    Fowler, Anthony; Boswijk, Gretel; Ogden, John; School of Geography and Environmental Science, The University of Aukland, Auckland, New Zealand (Tree-Ring Society, 2004)
    The potential of kauri (Agathis australis) for paleoclimate research is well established. Multiple treering chronologies have been derived from living and sub-fossil material and growth-climate relationships have been identified. Work has progressed to the stage where raw ring-width data and chronologies covering the last half of the second millennium can confidently be placed in the public domain, to facilitate multiproxy paleoclimate studies. This paper outlines progress in deriving kauri tree-ring chronologies, summarises data availability and quality, and explores the scope for developing composite chronologies. Statistical quality control of the available data was undertaken, following application of an "optimum" standardisation technique. Variations in sample depth with time and between sites result in a complex evolving pattern of chronology quality across sites. Analysis of inter-site statistical relationships identified a pervasive regionalscale signal in kauri with some minor secondary patterns. In light of the strong common signal, a kauri master chronology was built by pooling tree-ring series. Analysis of the quality of this chronology indicates that high-quality master chronologies can be derived for A.D. 1597-1996 from as few as 25 trees from seven sites.
  • Climate-Growth Relationships for Native and Nonnative Pinaceae in Northern Michigan's Pine Barrens

    Kilgore, Jason S.; Telewski, Frank W.; W. J. Beal Botanical Garden, Department of Plant Biology, Michigan State University, East Lansing, MI 48824 (Tree-Ring Society, 2004)

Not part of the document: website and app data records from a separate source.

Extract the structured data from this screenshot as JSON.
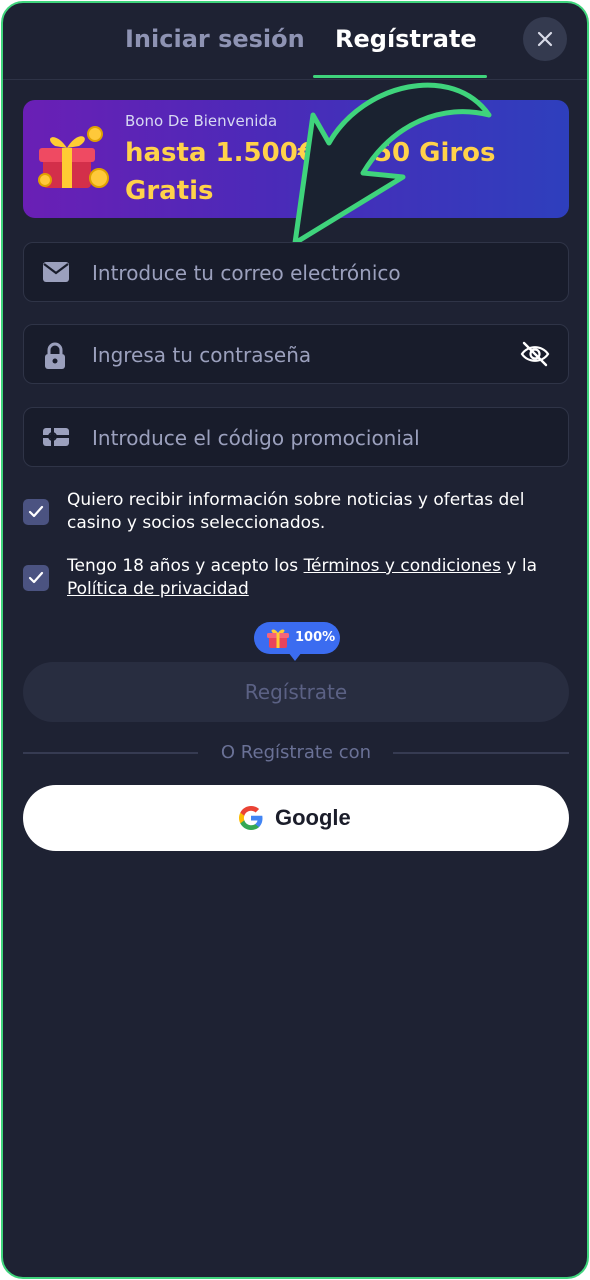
{
  "tabs": {
    "login": "Iniciar sesión",
    "register": "Regístrate"
  },
  "banner": {
    "subtitle": "Bono De Bienvenida",
    "title": "hasta 1.500€ + 150 Giros Gratis"
  },
  "form": {
    "email_placeholder": "Introduce tu correo electrónico",
    "password_placeholder": "Ingresa tu contraseña",
    "promo_placeholder": "Introduce el código promocionial"
  },
  "consents": {
    "news_text": "Quiero recibir información sobre noticias y ofertas del casino y socios seleccionados.",
    "age_prefix": "Tengo 18 años y acepto los ",
    "terms_link": "Términos y condiciones",
    "age_middle": " y la ",
    "privacy_link": "Política de privacidad",
    "news_checked": true,
    "age_checked": true
  },
  "bonus_badge": {
    "value": "100%"
  },
  "submit": {
    "label": "Regístrate"
  },
  "divider": {
    "text": "O Regístrate con"
  },
  "google": {
    "label": "Google"
  },
  "colors": {
    "background": "#1e2233",
    "accent": "#3fd47c",
    "banner_text": "#ffd24a",
    "badge": "#3b6cf0"
  },
  "icons": [
    "close-icon",
    "mail-icon",
    "lock-icon",
    "eye-off-icon",
    "gift-card-icon",
    "check-icon",
    "gift-icon",
    "google-icon",
    "arrow-annotation"
  ]
}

    Secondary growth responses of native and nonnative trees exposed to the same climatic conditions can elucidate sensitivities and thus adaptability to a particular region. A long-term mixed-species planting in the pine barrens of northern lower Michigan presented an opportunity to discriminate responses from species commonly planted in this region. Mean ring-width chronologies from living native Pinus resinosa Ait. and P. strobus L. and nonnative P. sylvestris L. and Picea abies (L.) Karst. at this plantation were generated, standardized, and analyzed by correlation analysis against mean monthly climatic variables. The native pine chronologies had the highest mean ring widths and signal-to-noise ratios (SNR), were highly correlated to each other, and exhibited positive responses to years with above-normal April temperatures but no significant relationships to variations in precipitation. The P. sylvestris chronology was highly correlated to the other two pine chronologies and responded similarly to April temperatures but exhibited negative correlations to January and April precipitation and positive correlations to September precipitation. The P. abies chronology had the highest mean sensitivity and was correlated with the P. strobus chronology but only responded positively to precipitation from the previous December. The low SNR (P. sylvestris, P. abies), high mean sensitivity (P. abies), and larger number of significant correlations to variations in monthly climatic variables (P. sylvestris) suggest that these nonnative species are more sensitive to this local climate. These results provide insights to the adaptability, establishment, and geographic distribution of the nonnative Pinaceae.